Start of Block

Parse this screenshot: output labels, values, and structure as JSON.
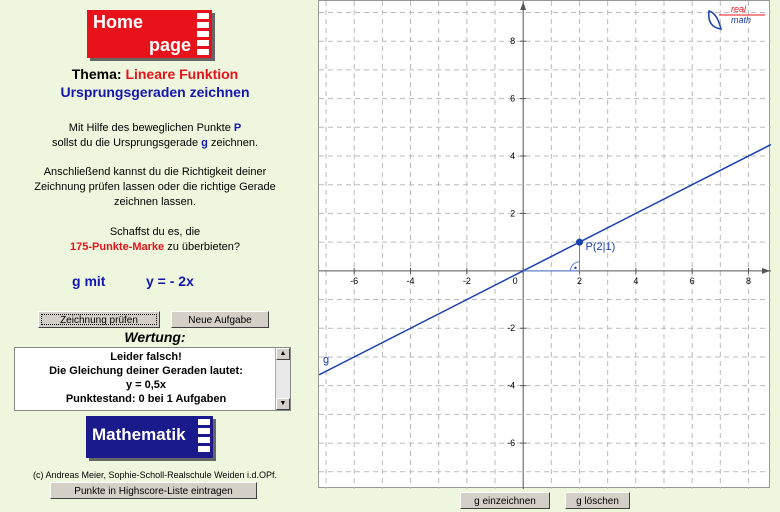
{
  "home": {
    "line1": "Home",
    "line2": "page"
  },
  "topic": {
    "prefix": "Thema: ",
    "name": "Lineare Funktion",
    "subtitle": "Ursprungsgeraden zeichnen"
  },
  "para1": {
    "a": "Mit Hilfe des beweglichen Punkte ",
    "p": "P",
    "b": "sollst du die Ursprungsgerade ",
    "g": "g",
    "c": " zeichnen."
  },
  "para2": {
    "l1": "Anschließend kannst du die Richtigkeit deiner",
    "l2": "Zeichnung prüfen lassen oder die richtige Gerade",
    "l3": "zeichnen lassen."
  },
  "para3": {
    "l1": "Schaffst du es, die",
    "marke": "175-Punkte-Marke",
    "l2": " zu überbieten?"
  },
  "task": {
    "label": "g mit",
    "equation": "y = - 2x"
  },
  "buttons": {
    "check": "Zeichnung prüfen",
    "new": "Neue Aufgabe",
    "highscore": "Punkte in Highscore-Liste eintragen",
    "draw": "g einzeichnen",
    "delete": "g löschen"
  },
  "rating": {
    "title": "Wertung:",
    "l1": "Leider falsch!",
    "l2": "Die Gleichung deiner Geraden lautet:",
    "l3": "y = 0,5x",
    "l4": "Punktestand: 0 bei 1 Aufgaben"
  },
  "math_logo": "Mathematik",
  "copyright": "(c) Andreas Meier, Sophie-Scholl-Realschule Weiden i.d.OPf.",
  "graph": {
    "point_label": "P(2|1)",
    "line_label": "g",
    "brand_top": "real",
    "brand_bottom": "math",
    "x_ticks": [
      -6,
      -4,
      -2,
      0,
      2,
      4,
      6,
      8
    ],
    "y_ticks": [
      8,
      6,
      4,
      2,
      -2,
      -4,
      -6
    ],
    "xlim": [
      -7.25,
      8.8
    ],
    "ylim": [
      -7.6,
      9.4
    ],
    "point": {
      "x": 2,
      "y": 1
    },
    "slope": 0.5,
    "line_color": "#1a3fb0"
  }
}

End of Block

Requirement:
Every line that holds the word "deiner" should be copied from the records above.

Exercise solution:
    "l1": "Anschließend kannst du die Richtigkeit deiner",
    "l2": "Die Gleichung deiner Geraden lautet:",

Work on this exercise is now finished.